    Astronauts have reported episodes of disorientation relatively frequently in microgravity and on return to Earth. Such episodes have the potential to interfere with an astronaut's performance and to jeopardize safety. The OVAR Laboratory is primarily concerned with understanding the mechanisms by which judgments of orientation are made in order to understand the causes of the episodes of disorientation and hopefully to provide ways of eliminating such episodes. The laboratory uses oculomotor and perceptual tasks to measure where astronauts feel themselves to be in three-dimensional space and in which direction they are moving or facing. This subjective location is called the egocenter and its location and direction is determined by both otolith and somatosensory inputs. Experiments on Earth which modify these inputs alter people's judgments of where they are and which direction they are facing. Vestibular disorders affect orientation
    Off Vertical Rotation - Measurement of Perception and Video Recording of Eye Movements Off Vertical Rotation - Measurement of Perception and Video Recording of Eye Movements
    perception and it seems that, corresponding with the recovery process, over time the balance Off Vertical Rotation - Measurement of Perception and Video Recording Of Eye Movementsbetween vestibular and somatosensory input in determining orientation is altered. It is anticipated that similar changes will take place during prolonged microgravity and then again another re-balancing between vestibular and somatosensory input will occur on return to a 1-g environment. This laboratory is the only laboratory that has initiated a direct investigation of the changes in the straight-ahead direction in astronauts.

    We measure the subjective straight-ahead by psychophysical tests requiring verbal responses and oculomotor responses. In a typical psychophysical test the subjects is asked to indicate when a spot crosses their perceived straight-ahead or to return the gaze to the straight-ahead position from various off-center positions. In a typical oculomotor task the subject will be required to look straight ahead during a period of darkness in order to determine where gaze shifts, and eye position will be measured using videooculography.

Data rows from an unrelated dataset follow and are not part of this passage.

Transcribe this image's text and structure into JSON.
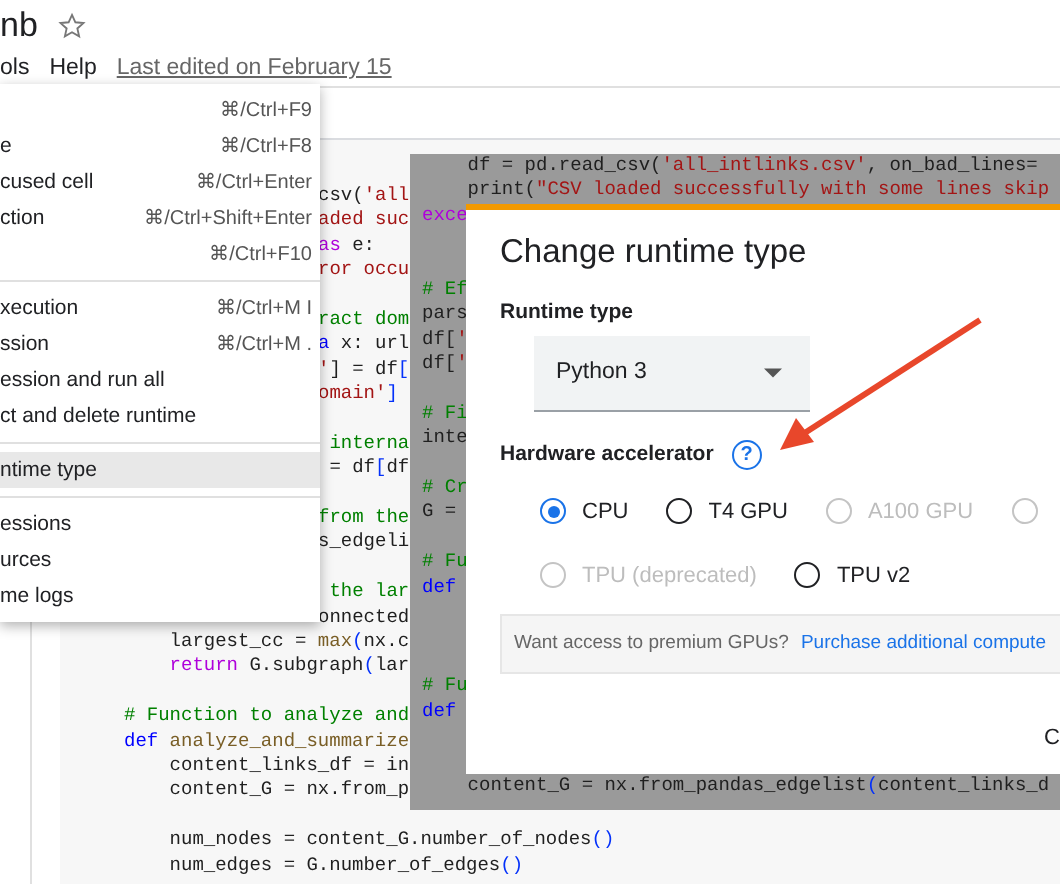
{
  "header": {
    "title": "nb",
    "starred": false,
    "menus": [
      "ols",
      "Help"
    ],
    "last_edited": "Last edited on February 15"
  },
  "dropdown_menu": {
    "groups": [
      [
        {
          "shortcut": "⌘/Ctrl+F9",
          "selected": false
        },
        {
          "label": "e",
          "shortcut": "⌘/Ctrl+F8",
          "selected": false
        },
        {
          "label": "cused cell",
          "shortcut": "⌘/Ctrl+Enter",
          "selected": false
        },
        {
          "label": "ction",
          "shortcut": "⌘/Ctrl+Shift+Enter",
          "selected": false
        },
        {
          "shortcut": "⌘/Ctrl+F10",
          "selected": false
        }
      ],
      [
        {
          "label": "xecution",
          "shortcut": "⌘/Ctrl+M I",
          "selected": false
        },
        {
          "label": "ssion",
          "shortcut": "⌘/Ctrl+M .",
          "selected": false
        },
        {
          "label": "ession and run all",
          "selected": false
        },
        {
          "label": "ct and delete runtime",
          "selected": false
        }
      ],
      [
        {
          "label": "ntime type",
          "selected": true
        }
      ],
      [
        {
          "label": "essions",
          "selected": false
        },
        {
          "label": "urces",
          "selected": false
        },
        {
          "label": "me logs",
          "selected": false
        }
      ]
    ]
  },
  "code": {
    "fragments": [
      {
        "kind": "code",
        "segments": [
          {
            "text": "csv(",
            "kind": "plain"
          },
          {
            "text": "'all",
            "kind": "string"
          }
        ]
      },
      {
        "kind": "code",
        "segments": [
          {
            "text": "aded suc",
            "kind": "string"
          }
        ]
      },
      {
        "kind": "code",
        "segments": [
          {
            "text": "as",
            "kind": "keyword"
          },
          {
            "text": " e:",
            "kind": "plain"
          }
        ]
      },
      {
        "kind": "code",
        "segments": [
          {
            "text": "ror occu",
            "kind": "string"
          }
        ]
      },
      {
        "kind": "blank"
      },
      {
        "kind": "code",
        "segments": [
          {
            "text": "ract dom",
            "kind": "comment"
          }
        ]
      },
      {
        "kind": "code",
        "segments": [
          {
            "text": "a",
            "kind": "def"
          },
          {
            "text": " x: url",
            "kind": "plain"
          }
        ]
      },
      {
        "kind": "code",
        "segments": [
          {
            "text": "'",
            "kind": "string"
          },
          {
            "text": "] = df",
            "kind": "plain"
          },
          {
            "text": "[",
            "kind": "bracket"
          }
        ]
      },
      {
        "kind": "code",
        "segments": [
          {
            "text": "omain'",
            "kind": "string"
          },
          {
            "text": "]",
            "kind": "bracket"
          }
        ]
      },
      {
        "kind": "blank"
      },
      {
        "kind": "code",
        "segments": [
          {
            "text": " interna",
            "kind": "comment"
          }
        ]
      },
      {
        "kind": "code",
        "segments": [
          {
            "text": " = df",
            "kind": "plain"
          },
          {
            "text": "[",
            "kind": "bracket"
          },
          {
            "text": "df",
            "kind": "plain"
          }
        ]
      },
      {
        "kind": "blank"
      },
      {
        "kind": "code",
        "segments": [
          {
            "text": "from the",
            "kind": "comment"
          }
        ]
      },
      {
        "kind": "code",
        "segments": [
          {
            "text": "s_edgeli",
            "kind": "plain"
          }
        ]
      },
      {
        "kind": "blank"
      },
      {
        "kind": "code",
        "segments": [
          {
            "text": " the lar",
            "kind": "comment"
          }
        ]
      },
      {
        "kind": "code",
        "segments": [
          {
            "text": "onnected",
            "kind": "plain"
          }
        ]
      }
    ],
    "lines": [
      {
        "kind": "code",
        "segments": [
          {
            "text": "    largest_cc = ",
            "kind": "plain"
          },
          {
            "text": "max",
            "kind": "func"
          },
          {
            "text": "(",
            "kind": "bracket"
          },
          {
            "text": "nx.c",
            "kind": "plain"
          }
        ]
      },
      {
        "kind": "code",
        "segments": [
          {
            "text": "    return",
            "kind": "keyword"
          },
          {
            "text": " G.subgraph",
            "kind": "plain"
          },
          {
            "text": "(",
            "kind": "bracket"
          },
          {
            "text": "lar",
            "kind": "plain"
          }
        ]
      },
      {
        "kind": "blank"
      },
      {
        "kind": "code",
        "segments": [
          {
            "text": "# Function to analyze and",
            "kind": "comment"
          }
        ]
      },
      {
        "kind": "code",
        "segments": [
          {
            "text": "def",
            "kind": "def"
          },
          {
            "text": " analyze_and_summarize",
            "kind": "func"
          }
        ]
      },
      {
        "kind": "code",
        "segments": [
          {
            "text": "    content_links_df = in",
            "kind": "plain"
          }
        ]
      },
      {
        "kind": "code",
        "segments": [
          {
            "text": "    content_G = nx.from_p",
            "kind": "plain"
          }
        ]
      },
      {
        "kind": "blank"
      },
      {
        "kind": "code",
        "segments": [
          {
            "text": "    num_nodes = content_G.number_of_nodes",
            "kind": "plain"
          },
          {
            "text": "()",
            "kind": "bracket"
          }
        ]
      },
      {
        "kind": "code",
        "segments": [
          {
            "text": "    num_edges = G.number_of_edges",
            "kind": "plain"
          },
          {
            "text": "()",
            "kind": "bracket"
          }
        ]
      }
    ]
  },
  "inset": {
    "code_top": [
      {
        "kind": "code",
        "segments": [
          {
            "text": "    df = pd.read_csv(",
            "kind": "plain"
          },
          {
            "text": "'all_intlinks.csv'",
            "kind": "string"
          },
          {
            "text": ", on_bad_lines=",
            "kind": "plain"
          }
        ]
      },
      {
        "kind": "code",
        "segments": [
          {
            "text": "    print(",
            "kind": "plain"
          },
          {
            "text": "\"CSV loaded successfully with some lines skip",
            "kind": "string"
          }
        ]
      }
    ],
    "code_side": [
      {
        "kind": "code",
        "segments": [
          {
            "text": "exce",
            "kind": "keyword"
          }
        ]
      },
      {
        "kind": "blank"
      },
      {
        "kind": "blank"
      },
      {
        "kind": "code",
        "segments": [
          {
            "text": "# Ef",
            "kind": "comment"
          }
        ]
      },
      {
        "kind": "code",
        "segments": [
          {
            "text": "pars",
            "kind": "plain"
          }
        ]
      },
      {
        "kind": "code",
        "segments": [
          {
            "text": "df[",
            "kind": "plain"
          },
          {
            "text": "'",
            "kind": "string"
          }
        ]
      },
      {
        "kind": "code",
        "segments": [
          {
            "text": "df[",
            "kind": "plain"
          },
          {
            "text": "'",
            "kind": "string"
          }
        ]
      },
      {
        "kind": "blank"
      },
      {
        "kind": "code",
        "segments": [
          {
            "text": "# Fi",
            "kind": "comment"
          }
        ]
      },
      {
        "kind": "code",
        "segments": [
          {
            "text": "inte",
            "kind": "plain"
          }
        ]
      },
      {
        "kind": "blank"
      },
      {
        "kind": "code",
        "segments": [
          {
            "text": "# Cr",
            "kind": "comment"
          }
        ]
      },
      {
        "kind": "code",
        "segments": [
          {
            "text": "G =",
            "kind": "plain"
          }
        ]
      },
      {
        "kind": "blank"
      },
      {
        "kind": "code",
        "segments": [
          {
            "text": "# Fu",
            "kind": "comment"
          }
        ]
      },
      {
        "kind": "code",
        "segments": [
          {
            "text": "def",
            "kind": "def"
          }
        ]
      },
      {
        "kind": "blank"
      },
      {
        "kind": "blank"
      },
      {
        "kind": "blank"
      },
      {
        "kind": "code",
        "segments": [
          {
            "text": "# Fu",
            "kind": "comment"
          }
        ]
      },
      {
        "kind": "code",
        "segments": [
          {
            "text": "def",
            "kind": "def"
          }
        ]
      }
    ],
    "dialog": {
      "title": "Change runtime type",
      "runtime_label": "Runtime type",
      "runtime_value": "Python 3",
      "accelerator_label": "Hardware accelerator",
      "help_icon": "?",
      "option_rows": [
        [
          {
            "label": "CPU",
            "selected": true,
            "disabled": false
          },
          {
            "label": "T4 GPU",
            "selected": false,
            "disabled": false
          },
          {
            "label": "A100 GPU",
            "selected": false,
            "disabled": true
          },
          {
            "selected": false,
            "disabled": true
          }
        ],
        [
          {
            "label": "TPU (deprecated)",
            "selected": false,
            "disabled": true
          },
          {
            "label": "TPU v2",
            "selected": false,
            "disabled": false
          }
        ]
      ],
      "premium_text": "Want access to premium GPUs?",
      "premium_link": "Purchase additional compute",
      "buttons": [
        "C"
      ]
    },
    "code_bottom": [
      {
        "kind": "code",
        "segments": [
          {
            "text": "    content_G = nx.from_pandas_edgelist",
            "kind": "plain"
          },
          {
            "text": "(",
            "kind": "bracket"
          },
          {
            "text": "content_links_d",
            "kind": "plain"
          }
        ]
      }
    ]
  }
}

    The Off-Vertical Axis Rotator allows investigators to study eye movements and motion perception while continuously changing the orientation of the subject relative to gravity. This device is currently being used to examine adaptive changes in otolith-mediated responses following short-duration Shuttle flights (DSO 499), as well as examining vestibular-autonomic interactions.